━━ INPUT RECORDS
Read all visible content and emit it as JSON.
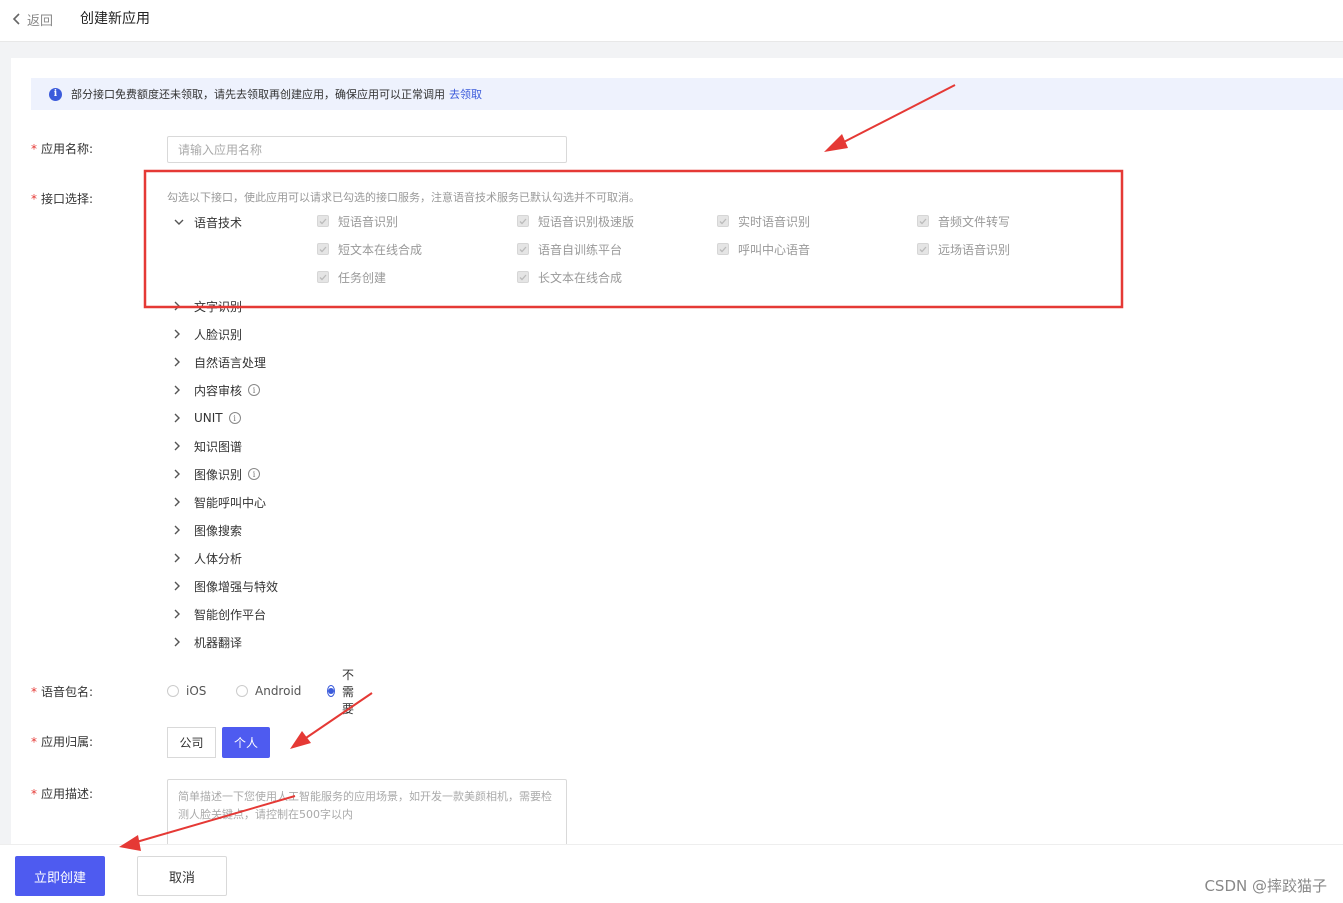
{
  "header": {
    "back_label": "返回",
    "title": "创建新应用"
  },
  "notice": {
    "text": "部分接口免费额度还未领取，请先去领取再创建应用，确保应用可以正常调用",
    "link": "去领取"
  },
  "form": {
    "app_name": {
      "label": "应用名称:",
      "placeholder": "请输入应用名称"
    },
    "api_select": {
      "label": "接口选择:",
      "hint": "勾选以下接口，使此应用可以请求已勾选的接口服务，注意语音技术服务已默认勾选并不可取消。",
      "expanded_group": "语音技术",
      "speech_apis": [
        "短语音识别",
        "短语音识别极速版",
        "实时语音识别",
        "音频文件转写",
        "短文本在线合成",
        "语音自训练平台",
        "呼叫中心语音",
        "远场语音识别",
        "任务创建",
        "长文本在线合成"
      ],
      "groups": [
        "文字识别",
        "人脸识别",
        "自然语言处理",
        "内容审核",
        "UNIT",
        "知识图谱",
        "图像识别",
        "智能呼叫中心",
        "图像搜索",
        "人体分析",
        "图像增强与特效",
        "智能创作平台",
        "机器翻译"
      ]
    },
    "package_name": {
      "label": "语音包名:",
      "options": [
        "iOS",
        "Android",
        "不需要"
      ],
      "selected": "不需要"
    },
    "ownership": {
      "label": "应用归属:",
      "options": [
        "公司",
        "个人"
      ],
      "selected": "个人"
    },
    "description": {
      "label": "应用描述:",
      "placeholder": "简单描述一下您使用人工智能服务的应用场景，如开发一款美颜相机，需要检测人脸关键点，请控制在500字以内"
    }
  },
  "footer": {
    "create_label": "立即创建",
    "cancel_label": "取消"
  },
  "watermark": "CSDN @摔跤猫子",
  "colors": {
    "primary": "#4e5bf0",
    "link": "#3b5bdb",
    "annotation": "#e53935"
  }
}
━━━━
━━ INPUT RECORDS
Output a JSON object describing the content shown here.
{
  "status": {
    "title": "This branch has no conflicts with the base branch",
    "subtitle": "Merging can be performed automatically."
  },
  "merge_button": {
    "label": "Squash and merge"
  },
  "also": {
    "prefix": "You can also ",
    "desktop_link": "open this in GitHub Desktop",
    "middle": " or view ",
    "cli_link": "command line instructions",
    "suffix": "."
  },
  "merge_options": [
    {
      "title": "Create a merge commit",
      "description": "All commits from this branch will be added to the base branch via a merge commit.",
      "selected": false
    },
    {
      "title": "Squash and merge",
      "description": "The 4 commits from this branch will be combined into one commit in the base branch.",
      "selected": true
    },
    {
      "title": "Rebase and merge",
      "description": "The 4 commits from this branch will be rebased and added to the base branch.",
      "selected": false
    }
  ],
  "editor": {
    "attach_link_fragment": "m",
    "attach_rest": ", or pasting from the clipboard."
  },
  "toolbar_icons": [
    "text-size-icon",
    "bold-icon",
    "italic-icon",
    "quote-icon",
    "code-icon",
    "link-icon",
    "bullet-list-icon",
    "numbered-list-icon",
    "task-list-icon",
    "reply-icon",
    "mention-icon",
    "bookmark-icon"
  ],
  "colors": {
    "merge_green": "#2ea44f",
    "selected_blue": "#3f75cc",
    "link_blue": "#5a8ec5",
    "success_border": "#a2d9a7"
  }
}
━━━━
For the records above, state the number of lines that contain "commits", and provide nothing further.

3